**EXERCISE BRIEF**: From the first line to the last, repeat the data below exactly.

**MATERIAL SUPPLIED**:
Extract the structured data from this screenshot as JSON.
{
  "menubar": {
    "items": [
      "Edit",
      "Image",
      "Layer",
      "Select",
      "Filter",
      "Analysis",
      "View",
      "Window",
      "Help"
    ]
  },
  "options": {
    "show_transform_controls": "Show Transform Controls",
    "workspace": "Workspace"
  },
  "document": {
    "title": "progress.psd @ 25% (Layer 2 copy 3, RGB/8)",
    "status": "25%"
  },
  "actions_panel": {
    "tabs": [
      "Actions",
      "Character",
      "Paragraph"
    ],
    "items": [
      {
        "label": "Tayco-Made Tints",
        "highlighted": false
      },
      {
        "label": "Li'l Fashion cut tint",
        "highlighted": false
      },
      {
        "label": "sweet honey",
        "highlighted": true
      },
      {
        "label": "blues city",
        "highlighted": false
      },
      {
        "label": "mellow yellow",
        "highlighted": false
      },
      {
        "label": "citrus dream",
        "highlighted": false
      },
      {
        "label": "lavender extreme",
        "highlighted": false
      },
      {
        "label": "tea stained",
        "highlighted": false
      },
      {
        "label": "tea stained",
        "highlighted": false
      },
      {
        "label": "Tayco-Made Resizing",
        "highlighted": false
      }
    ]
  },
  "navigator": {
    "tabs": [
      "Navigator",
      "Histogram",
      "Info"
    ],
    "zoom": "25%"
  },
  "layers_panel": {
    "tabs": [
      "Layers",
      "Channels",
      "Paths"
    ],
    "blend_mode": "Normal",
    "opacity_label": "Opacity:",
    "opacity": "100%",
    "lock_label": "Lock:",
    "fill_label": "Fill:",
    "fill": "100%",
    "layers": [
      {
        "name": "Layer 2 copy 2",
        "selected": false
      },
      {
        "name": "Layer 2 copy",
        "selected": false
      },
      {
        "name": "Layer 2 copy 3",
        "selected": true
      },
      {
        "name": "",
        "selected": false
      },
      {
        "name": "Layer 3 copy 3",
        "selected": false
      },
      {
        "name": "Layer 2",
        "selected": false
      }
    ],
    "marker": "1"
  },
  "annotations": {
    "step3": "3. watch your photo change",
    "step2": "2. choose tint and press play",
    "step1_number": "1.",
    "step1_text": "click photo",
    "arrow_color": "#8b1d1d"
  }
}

**YOUR RESPONSE**:
Extract the structured data from this screenshot as JSON.
{
  "menubar": {
    "items": [
      "Edit",
      "Image",
      "Layer",
      "Select",
      "Filter",
      "Analysis",
      "View",
      "Window",
      "Help"
    ]
  },
  "options": {
    "show_transform_controls": "Show Transform Controls",
    "workspace": "Workspace"
  },
  "document": {
    "title": "progress.psd @ 25% (Layer 2 copy 3, RGB/8)",
    "status": "25%"
  },
  "actions_panel": {
    "tabs": [
      "Actions",
      "Character",
      "Paragraph"
    ],
    "items": [
      {
        "label": "Tayco-Made Tints",
        "highlighted": false
      },
      {
        "label": "Li'l Fashion cut tint",
        "highlighted": false
      },
      {
        "label": "sweet honey",
        "highlighted": true
      },
      {
        "label": "blues city",
        "highlighted": false
      },
      {
        "label": "mellow yellow",
        "highlighted": false
      },
      {
        "label": "citrus dream",
        "highlighted": false
      },
      {
        "label": "lavender extreme",
        "highlighted": false
      },
      {
        "label": "tea stained",
        "highlighted": false
      },
      {
        "label": "tea stained",
        "highlighted": false
      },
      {
        "label": "Tayco-Made Resizing",
        "highlighted": false
      }
    ]
  },
  "navigator": {
    "tabs": [
      "Navigator",
      "Histogram",
      "Info"
    ],
    "zoom": "25%"
  },
  "layers_panel": {
    "tabs": [
      "Layers",
      "Channels",
      "Paths"
    ],
    "blend_mode": "Normal",
    "opacity_label": "Opacity:",
    "opacity": "100%",
    "lock_label": "Lock:",
    "fill_label": "Fill:",
    "fill": "100%",
    "layers": [
      {
        "name": "Layer 2 copy 2",
        "selected": false
      },
      {
        "name": "Layer 2 copy",
        "selected": false
      },
      {
        "name": "Layer 2 copy 3",
        "selected": true
      },
      {
        "name": "",
        "selected": false
      },
      {
        "name": "Layer 3 copy 3",
        "selected": false
      },
      {
        "name": "Layer 2",
        "selected": false
      }
    ],
    "marker": "1"
  },
  "annotations": {
    "step3": "3. watch your photo change",
    "step2": "2. choose tint and press play",
    "step1_number": "1.",
    "step1_text": "click photo",
    "arrow_color": "#8b1d1d"
  }
}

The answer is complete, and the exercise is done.